‘Delightful, charming and historic.’
After World War II, the YIVO collection at the Center for Jewish History in New York received a trove of Yiddish theater manuscripts that had been secreted behind walls, in milk cans and in church basements in order to keep them out of the hands of the Nazis; the Third Reich had demanded that a portion of important Yiddish papers be handed over for their planned Museum of an Extinct Race and the rest be destroyed. Among these, miraculously, were yellowed, crumbling, water-stained versions of music from productions of “The Sorceress” in Kiev and Odessa in the first decade of the 20th century, which the Folksbiene’s artistic director, Zalmen Mlotek, working with klezmer clarinetist Zisl Slepovitch, were able to use to resurrect the score.

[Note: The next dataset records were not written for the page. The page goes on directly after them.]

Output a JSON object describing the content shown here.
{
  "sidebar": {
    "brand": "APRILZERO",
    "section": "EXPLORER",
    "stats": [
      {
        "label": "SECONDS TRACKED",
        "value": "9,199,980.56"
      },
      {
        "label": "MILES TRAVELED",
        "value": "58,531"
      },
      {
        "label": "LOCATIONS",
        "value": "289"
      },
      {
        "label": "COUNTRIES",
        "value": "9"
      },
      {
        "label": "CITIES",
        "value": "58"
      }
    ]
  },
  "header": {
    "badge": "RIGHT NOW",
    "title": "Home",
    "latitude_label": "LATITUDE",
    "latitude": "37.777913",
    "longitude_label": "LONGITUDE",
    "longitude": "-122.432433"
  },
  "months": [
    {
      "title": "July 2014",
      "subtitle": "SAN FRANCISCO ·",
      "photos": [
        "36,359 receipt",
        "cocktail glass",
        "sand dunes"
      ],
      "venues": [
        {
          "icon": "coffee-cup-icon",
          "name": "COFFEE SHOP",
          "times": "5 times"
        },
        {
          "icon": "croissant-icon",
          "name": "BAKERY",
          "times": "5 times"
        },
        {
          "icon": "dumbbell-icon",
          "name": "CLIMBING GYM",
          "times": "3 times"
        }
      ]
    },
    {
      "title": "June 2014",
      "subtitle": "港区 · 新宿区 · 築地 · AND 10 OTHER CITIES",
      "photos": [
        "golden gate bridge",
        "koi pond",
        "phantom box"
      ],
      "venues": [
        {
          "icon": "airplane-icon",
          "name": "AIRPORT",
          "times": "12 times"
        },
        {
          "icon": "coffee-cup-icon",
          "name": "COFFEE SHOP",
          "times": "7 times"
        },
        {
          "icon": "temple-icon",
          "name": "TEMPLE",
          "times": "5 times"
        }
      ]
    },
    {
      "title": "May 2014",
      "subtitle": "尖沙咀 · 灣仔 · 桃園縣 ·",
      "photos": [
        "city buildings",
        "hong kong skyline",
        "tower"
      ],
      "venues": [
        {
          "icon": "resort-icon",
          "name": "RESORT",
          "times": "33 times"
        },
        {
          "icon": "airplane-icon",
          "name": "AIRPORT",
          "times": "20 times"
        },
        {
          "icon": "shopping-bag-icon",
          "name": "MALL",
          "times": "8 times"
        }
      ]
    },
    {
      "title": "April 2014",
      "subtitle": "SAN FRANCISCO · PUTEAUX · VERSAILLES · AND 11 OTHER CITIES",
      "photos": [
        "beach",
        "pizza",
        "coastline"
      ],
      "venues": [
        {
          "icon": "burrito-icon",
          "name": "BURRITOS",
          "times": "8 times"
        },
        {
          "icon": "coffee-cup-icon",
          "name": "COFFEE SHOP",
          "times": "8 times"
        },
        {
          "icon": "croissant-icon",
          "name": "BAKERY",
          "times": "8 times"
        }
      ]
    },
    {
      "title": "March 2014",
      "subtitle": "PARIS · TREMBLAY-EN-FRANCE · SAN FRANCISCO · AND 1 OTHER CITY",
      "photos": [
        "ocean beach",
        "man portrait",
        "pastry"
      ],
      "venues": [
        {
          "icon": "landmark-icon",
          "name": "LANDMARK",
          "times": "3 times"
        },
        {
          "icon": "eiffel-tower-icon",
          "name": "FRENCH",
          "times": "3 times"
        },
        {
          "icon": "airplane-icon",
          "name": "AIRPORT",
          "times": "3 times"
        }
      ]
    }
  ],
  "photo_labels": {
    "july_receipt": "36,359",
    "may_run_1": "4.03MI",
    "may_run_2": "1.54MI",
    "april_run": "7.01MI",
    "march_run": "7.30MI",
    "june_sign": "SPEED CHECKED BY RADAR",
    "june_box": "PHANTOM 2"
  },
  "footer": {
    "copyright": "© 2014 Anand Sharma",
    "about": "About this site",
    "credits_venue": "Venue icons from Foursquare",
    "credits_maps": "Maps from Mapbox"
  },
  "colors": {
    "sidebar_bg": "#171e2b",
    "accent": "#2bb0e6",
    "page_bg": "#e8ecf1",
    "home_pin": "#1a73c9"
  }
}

“There’s a real appetite for this sort of material,” Didner said. The Folksbiene took the show to a theater festival at the State Jewish Festival in Romania. “Bringing it back home was quite special,” he said. “It’s an unusual piece, even for its period — it’s not about pogroms, or sweatshops and assimilation on the Lower East Side, nor does it have a biblical theme. It exists outside these typical tropes. It was written for an audience that was living before the time of great disruption. It’s delightful, charming and historic.”
“The Sorceress” plays for five performances only, beginning on Christmas Day and running through New Year’s Day at the Museum of Jewish Heritage, 36 Battery Place. The schedule varies. For tickets, $25, and information, visit nytf.org or call OvationTix at (866) 811-4111.